“If there’s something we could do, and if you’re serious about pushing social equity, let’s get these things across the finish line.”
By Sophie Nieto-Muñoz, New Jersey Monitor
The agency overseeing New Jersey’s marijuana market made a move Thursday that aims to increase the number of cannabis businesses run by people with prior convictions for marijuana offenses or who live in economically disadvantaged parts of the state.
For one year starting September 27, the Cannabis Regulatory Commission will accept requests for certain licenses—wholesaler, distributor, and delivery service class licenses—only from so-called social equity applicants, the commission decided at its Thursday meeting.
Commissioner Charles Barker moved to take the action, saying not enough has been done since the state’s recreational marijuana market debuted in April 2022 to help entrepreneurs who have been hurt by the drug war.

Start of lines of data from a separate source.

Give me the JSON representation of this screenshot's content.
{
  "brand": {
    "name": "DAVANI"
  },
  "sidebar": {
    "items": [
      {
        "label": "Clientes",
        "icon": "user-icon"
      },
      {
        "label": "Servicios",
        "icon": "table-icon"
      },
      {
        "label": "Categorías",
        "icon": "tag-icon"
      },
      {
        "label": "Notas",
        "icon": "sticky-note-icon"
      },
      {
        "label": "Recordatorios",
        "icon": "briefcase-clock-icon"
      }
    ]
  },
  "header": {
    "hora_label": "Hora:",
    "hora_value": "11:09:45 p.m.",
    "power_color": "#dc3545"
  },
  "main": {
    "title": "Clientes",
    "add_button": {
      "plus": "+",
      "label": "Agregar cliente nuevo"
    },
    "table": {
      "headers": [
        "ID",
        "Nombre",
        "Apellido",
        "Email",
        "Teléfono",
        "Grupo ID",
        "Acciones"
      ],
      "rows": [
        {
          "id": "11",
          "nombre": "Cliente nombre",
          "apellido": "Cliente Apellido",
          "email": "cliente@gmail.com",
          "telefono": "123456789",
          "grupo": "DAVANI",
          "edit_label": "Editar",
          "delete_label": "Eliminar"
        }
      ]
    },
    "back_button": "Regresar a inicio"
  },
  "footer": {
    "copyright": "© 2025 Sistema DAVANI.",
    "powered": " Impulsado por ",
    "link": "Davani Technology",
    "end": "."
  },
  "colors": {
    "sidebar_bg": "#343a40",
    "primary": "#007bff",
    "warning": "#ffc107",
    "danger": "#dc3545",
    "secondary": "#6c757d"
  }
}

“Based on our current framework, I don’t believe social equity businesses—those most harmed by the failed war on drugs, that represents the people and communities that we want to see in the game—they’re not seeming to make it through the process to be considered for an award, let alone open up a business,” Barker said.
Out of 947 social equity applicants, less than 250 received approval as of December, agency officials said during Thursday’s meeting.
The agency emphasized the difference between the requirements for social equity applicants and diversely owned businesses. The latter includes businesses owned by women, minorities, or disabled veterans.
Under New Jersey’s marijuana legalization law, social equity and diversely owned applicants are already prioritized in the licensing process, along with applicants with businesses located in impact zones, nearly 90 towns that meet criteria based on population, marijuana-related arrests, crime index, and unemployment rate.
After Thursday’s action, anyone who is not a social equity applicant will be rejected through September 27, 2024. The move will not affect people seeking cultivation, manufacturing, or retail licenses.
The motion passed with four yes votes. Commissioner Maria Del Cid-Kosso abstained, saying the commission should take into account businesses owned by women, minorities, and veterans. Barker said those businesses are not necessarily owned by those most harmed by cannabis prohibition.
Ron Wollner, a landlord in Eatontown working with a social equity cannabis business, told commissioners he’s witnessed the issues some applicants run into. The applicants he’s working with, seeking a cultivation license, are “burning cash” while the commission drags its feet, he said.
“If there’s something we could do, and if you’re serious about pushing social equity, let’s get these things across the finish line,” Wollner said.
Photo courtesy of Philip Steffan.